• **Your assignment**
The exercise asks you to copy every line below in which "digit" appears.

• **Input for this task**

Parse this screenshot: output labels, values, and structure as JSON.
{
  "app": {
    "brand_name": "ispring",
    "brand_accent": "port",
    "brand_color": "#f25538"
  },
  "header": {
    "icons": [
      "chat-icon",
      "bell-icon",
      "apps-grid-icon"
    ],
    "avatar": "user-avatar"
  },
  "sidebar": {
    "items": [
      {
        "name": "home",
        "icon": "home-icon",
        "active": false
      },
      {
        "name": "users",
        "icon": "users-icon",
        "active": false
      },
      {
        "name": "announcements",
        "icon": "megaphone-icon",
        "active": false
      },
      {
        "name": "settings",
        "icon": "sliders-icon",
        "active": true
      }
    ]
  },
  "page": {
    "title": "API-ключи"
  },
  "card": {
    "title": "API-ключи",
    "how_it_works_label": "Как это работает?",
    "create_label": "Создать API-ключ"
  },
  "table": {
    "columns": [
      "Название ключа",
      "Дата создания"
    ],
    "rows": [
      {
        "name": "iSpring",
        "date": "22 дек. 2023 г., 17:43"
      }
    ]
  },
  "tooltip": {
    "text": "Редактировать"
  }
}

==

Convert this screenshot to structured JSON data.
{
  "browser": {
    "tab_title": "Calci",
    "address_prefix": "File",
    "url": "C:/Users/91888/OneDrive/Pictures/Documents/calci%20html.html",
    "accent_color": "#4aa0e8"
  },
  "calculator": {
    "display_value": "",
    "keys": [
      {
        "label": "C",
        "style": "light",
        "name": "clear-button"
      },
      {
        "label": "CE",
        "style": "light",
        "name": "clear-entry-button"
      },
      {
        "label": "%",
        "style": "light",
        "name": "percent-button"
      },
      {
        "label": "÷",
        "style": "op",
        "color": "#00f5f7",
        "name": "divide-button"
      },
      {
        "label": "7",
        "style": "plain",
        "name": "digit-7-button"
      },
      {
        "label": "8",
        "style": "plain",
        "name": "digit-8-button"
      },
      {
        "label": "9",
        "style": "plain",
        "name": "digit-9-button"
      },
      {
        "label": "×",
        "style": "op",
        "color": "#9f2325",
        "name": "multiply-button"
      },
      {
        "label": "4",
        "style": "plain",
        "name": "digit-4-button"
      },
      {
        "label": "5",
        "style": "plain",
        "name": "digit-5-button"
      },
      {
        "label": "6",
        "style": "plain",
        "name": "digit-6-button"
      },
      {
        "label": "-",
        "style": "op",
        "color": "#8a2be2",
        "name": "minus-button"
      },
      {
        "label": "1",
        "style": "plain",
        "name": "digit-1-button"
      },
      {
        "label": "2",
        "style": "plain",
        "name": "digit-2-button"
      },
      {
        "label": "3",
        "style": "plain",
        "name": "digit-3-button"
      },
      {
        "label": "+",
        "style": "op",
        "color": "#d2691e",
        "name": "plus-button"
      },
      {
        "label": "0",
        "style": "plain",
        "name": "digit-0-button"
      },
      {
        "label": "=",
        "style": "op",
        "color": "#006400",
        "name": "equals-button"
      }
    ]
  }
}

• **Your response**
        "name": "digit-7-button"
        "name": "digit-8-button"
        "name": "digit-9-button"
        "name": "digit-4-button"
        "name": "digit-5-button"
        "name": "digit-6-button"
        "name": "digit-1-button"
        "name": "digit-2-button"
        "name": "digit-3-button"
        "name": "digit-0-button"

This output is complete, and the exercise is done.